“We will continue to counter anti-Israel bias and the unfair and disproportionate focus on Israel on the council,” Blinken said.
He also spoke against the council’s permanent probe of Israel through a commission of inquiry that is slated to deliver its first report this summer.
“The Commission of Inquiry and standing Agenda Item 7 are a stain on the Council’s credibility, and we strongly reject them,” Blinken said.
He also spoke against the Chinese genocide against “predominantly Muslim Uyghurs and other minority groups,” and of his concern for the growing humanitarian crisis in Afghanistan.
But the focus of his remarks was on Russia’s war against Ukraine.
“We must send a resolute and united message that President Putin should unconditionally stop this unprovoked attack... and immediately withdraw Russian forces from Ukraine,” Blinken said. “More than at any other point in recent history, the principles at the heart of this council’s work – and the entire United Nations – are being challenged.”
Russia, he charged, has “violating international law, flouting the core principles of international peace and security, and creating a human rights and humanitarian crisis.”
Blinken said that this was not the time for neutrality.

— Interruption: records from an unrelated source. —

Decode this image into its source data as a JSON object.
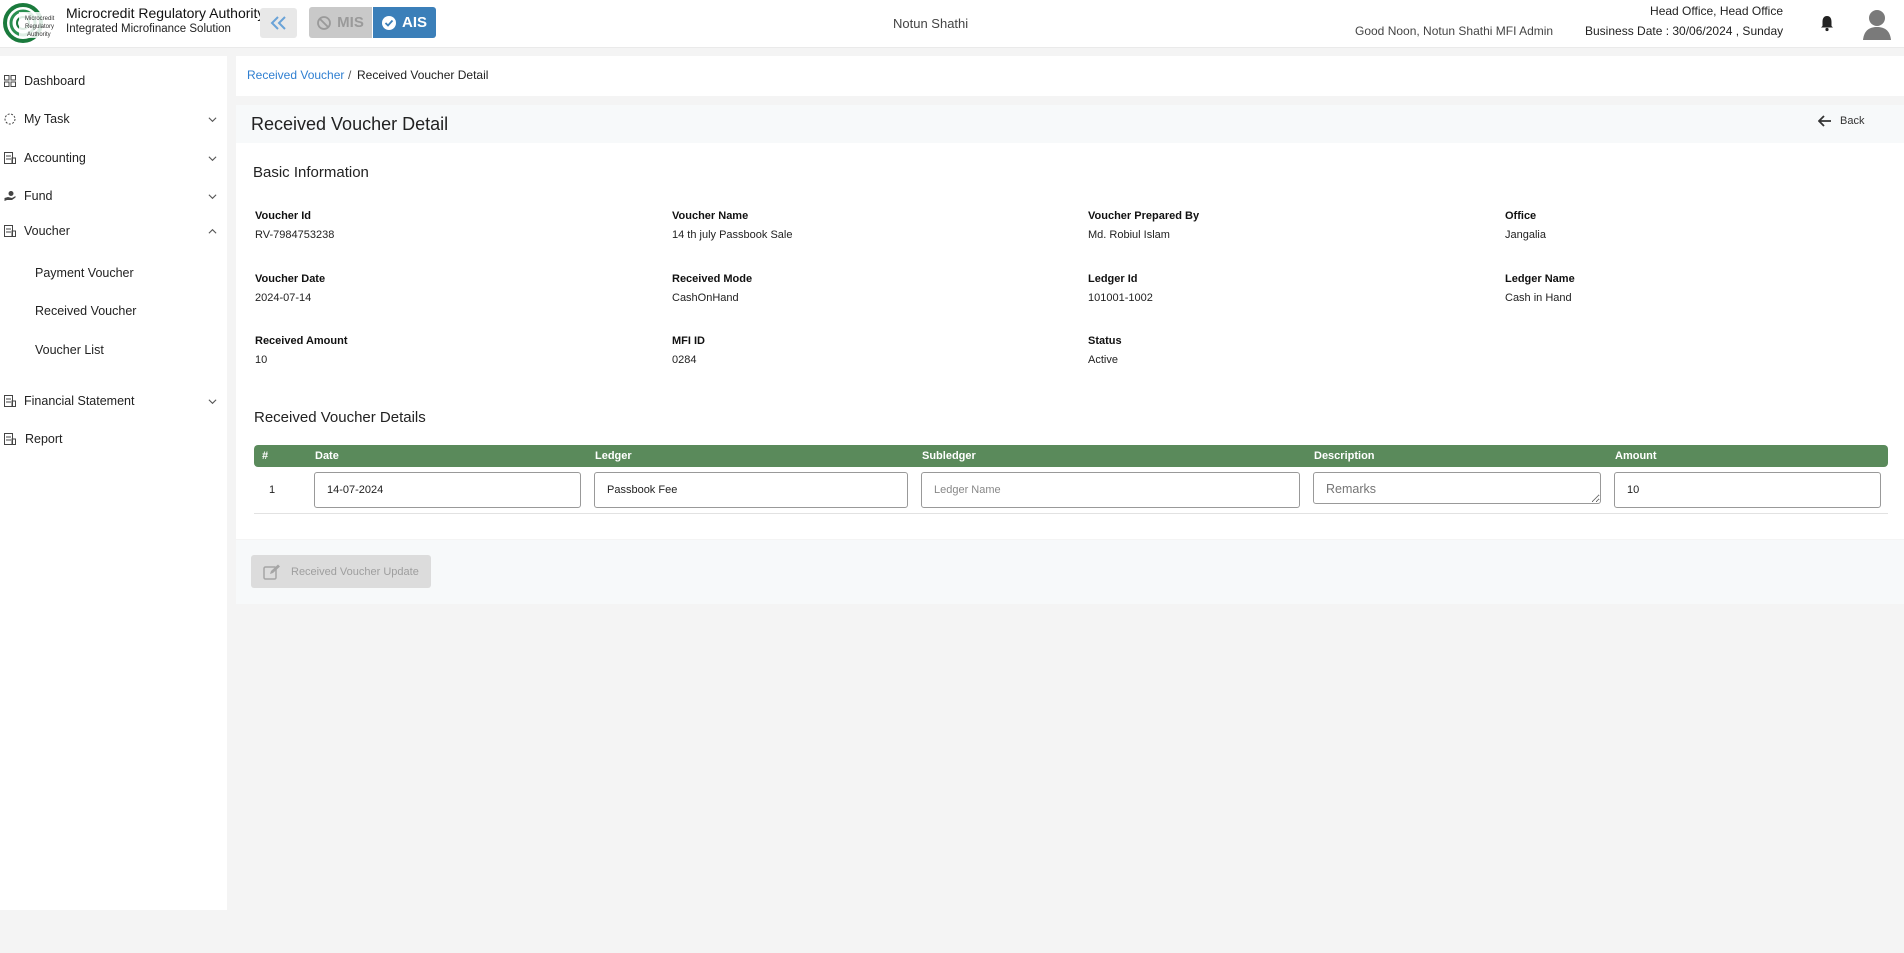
{
  "header": {
    "brand_title": "Microcredit Regulatory Authority",
    "brand_subtitle": "Integrated Microfinance Solution",
    "logo_text": "Microcredit Regulatory Authority",
    "mis_label": "MIS",
    "ais_label": "AIS",
    "org_name": "Notun Shathi",
    "greeting": "Good Noon, Notun Shathi MFI Admin",
    "office": "Head Office, Head Office",
    "business_date": "Business Date : 30/06/2024 , Sunday"
  },
  "sidebar": {
    "items": [
      {
        "label": "Dashboard"
      },
      {
        "label": "My Task"
      },
      {
        "label": "Accounting"
      },
      {
        "label": "Fund"
      },
      {
        "label": "Voucher"
      },
      {
        "label": "Financial Statement"
      },
      {
        "label": "Report"
      }
    ],
    "voucher_sub": [
      {
        "label": "Payment Voucher"
      },
      {
        "label": "Received Voucher"
      },
      {
        "label": "Voucher List"
      }
    ]
  },
  "breadcrumb": {
    "link": "Received Voucher",
    "separator": "/",
    "current": "Received Voucher Detail"
  },
  "page": {
    "title": "Received Voucher Detail",
    "back_label": "Back"
  },
  "basic_info": {
    "title": "Basic Information",
    "fields": [
      {
        "label": "Voucher Id",
        "value": "RV-7984753238"
      },
      {
        "label": "Voucher Name",
        "value": "14 th july Passbook Sale"
      },
      {
        "label": "Voucher Prepared By",
        "value": "Md. Robiul Islam"
      },
      {
        "label": "Office",
        "value": "Jangalia"
      },
      {
        "label": "Voucher Date",
        "value": "2024-07-14"
      },
      {
        "label": "Received Mode",
        "value": "CashOnHand"
      },
      {
        "label": "Ledger Id",
        "value": "101001-1002"
      },
      {
        "label": "Ledger Name",
        "value": "Cash in Hand"
      },
      {
        "label": "Received Amount",
        "value": "10"
      },
      {
        "label": "MFI ID",
        "value": "0284"
      },
      {
        "label": "Status",
        "value": "Active"
      }
    ]
  },
  "details": {
    "title": "Received Voucher Details",
    "columns": [
      "#",
      "Date",
      "Ledger",
      "Subledger",
      "Description",
      "Amount"
    ],
    "rows": [
      {
        "index": "1",
        "date": "14-07-2024",
        "ledger": "Passbook Fee",
        "subledger_placeholder": "Ledger Name",
        "description_placeholder": "Remarks",
        "amount": "10"
      }
    ]
  },
  "footer": {
    "update_label": "Received Voucher Update"
  },
  "colors": {
    "accent": "#3b7fb9",
    "table_header": "#5a8a5b",
    "link": "#2f7fd1"
  }
}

“Council members should stop using language implying that all sides bear equal responsibility for the unprovoked attack of one side,” he said. “This isn’t evenhanded. It’s wrong, and fails to place accountability where it belongs. We must reject Russia’s attempts to falsely justify this attack as a defense of human rights – misappropriating terms that we reserve for the worst atrocities and disrespecting every victim of those crimes. People in Ukraine and around the world are looking to us to stand up and stand together. We must not let them down.”